● **Brief**
Go over the material below and report every line that contains the word "Editor".

● **Entries shown**
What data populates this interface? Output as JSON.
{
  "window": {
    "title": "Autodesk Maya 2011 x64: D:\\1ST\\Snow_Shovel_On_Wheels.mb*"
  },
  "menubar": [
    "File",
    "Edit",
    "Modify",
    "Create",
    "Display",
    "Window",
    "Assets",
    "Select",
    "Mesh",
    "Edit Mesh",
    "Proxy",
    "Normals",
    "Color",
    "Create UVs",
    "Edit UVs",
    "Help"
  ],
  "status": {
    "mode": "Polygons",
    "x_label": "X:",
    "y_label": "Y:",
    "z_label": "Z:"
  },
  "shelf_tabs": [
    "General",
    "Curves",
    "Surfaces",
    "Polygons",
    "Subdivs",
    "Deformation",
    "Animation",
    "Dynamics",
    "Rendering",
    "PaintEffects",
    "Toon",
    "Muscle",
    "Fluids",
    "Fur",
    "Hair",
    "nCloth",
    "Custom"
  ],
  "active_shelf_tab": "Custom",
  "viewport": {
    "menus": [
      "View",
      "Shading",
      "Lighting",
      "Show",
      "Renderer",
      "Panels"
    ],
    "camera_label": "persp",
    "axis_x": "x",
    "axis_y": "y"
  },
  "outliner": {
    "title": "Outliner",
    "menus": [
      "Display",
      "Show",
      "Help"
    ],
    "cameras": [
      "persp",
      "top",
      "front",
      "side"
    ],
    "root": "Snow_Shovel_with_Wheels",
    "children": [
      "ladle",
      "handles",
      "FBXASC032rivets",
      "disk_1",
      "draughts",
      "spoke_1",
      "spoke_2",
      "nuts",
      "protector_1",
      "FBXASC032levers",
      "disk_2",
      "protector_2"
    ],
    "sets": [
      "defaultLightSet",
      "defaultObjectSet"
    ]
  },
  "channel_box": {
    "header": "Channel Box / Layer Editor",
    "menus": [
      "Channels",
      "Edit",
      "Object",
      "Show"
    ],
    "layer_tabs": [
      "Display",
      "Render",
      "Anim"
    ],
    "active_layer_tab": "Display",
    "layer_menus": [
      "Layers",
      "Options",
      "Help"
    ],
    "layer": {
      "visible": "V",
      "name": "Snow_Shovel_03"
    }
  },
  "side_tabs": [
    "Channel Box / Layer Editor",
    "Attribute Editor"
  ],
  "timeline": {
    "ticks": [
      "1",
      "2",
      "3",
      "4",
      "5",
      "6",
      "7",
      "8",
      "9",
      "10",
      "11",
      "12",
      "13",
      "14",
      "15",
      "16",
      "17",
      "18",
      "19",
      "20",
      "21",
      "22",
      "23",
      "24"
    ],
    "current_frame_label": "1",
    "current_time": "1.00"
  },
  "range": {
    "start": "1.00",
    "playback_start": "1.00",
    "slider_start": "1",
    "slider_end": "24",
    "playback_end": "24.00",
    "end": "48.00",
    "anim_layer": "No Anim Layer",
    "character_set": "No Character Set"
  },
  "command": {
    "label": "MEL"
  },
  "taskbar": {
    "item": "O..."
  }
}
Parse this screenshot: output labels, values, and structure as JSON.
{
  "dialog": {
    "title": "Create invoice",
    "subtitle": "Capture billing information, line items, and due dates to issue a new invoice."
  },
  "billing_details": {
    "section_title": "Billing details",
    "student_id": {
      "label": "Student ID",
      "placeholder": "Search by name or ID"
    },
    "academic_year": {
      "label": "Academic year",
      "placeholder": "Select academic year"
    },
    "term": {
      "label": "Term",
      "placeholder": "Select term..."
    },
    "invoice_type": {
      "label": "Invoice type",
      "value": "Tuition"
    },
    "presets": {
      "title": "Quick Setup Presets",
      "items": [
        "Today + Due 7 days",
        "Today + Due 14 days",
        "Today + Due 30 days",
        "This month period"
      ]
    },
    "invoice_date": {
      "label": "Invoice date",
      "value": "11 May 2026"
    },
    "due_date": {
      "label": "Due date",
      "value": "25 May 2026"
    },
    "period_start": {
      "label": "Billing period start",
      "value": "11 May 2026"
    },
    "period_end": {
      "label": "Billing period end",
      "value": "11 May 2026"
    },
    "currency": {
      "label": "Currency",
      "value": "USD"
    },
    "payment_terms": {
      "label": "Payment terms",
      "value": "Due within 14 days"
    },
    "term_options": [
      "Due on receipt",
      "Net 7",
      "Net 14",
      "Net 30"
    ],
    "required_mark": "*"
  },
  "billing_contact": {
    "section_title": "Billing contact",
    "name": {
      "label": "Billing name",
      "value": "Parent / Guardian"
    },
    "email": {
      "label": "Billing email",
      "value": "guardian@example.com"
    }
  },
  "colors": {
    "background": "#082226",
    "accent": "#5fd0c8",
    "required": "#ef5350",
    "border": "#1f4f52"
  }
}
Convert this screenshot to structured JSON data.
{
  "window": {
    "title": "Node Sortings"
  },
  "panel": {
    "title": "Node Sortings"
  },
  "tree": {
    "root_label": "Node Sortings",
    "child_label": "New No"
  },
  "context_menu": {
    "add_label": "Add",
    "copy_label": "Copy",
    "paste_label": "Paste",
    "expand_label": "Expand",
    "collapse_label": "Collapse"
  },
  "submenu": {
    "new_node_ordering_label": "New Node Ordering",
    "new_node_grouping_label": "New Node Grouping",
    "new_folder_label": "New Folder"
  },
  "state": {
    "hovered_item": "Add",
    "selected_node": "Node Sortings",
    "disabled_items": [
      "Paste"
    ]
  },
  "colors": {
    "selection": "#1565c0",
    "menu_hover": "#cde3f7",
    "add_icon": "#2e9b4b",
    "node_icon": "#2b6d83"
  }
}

● **Result below**
    "header": "Channel Box / Layer Editor",
    "Channel Box / Layer Editor",
    "Attribute Editor"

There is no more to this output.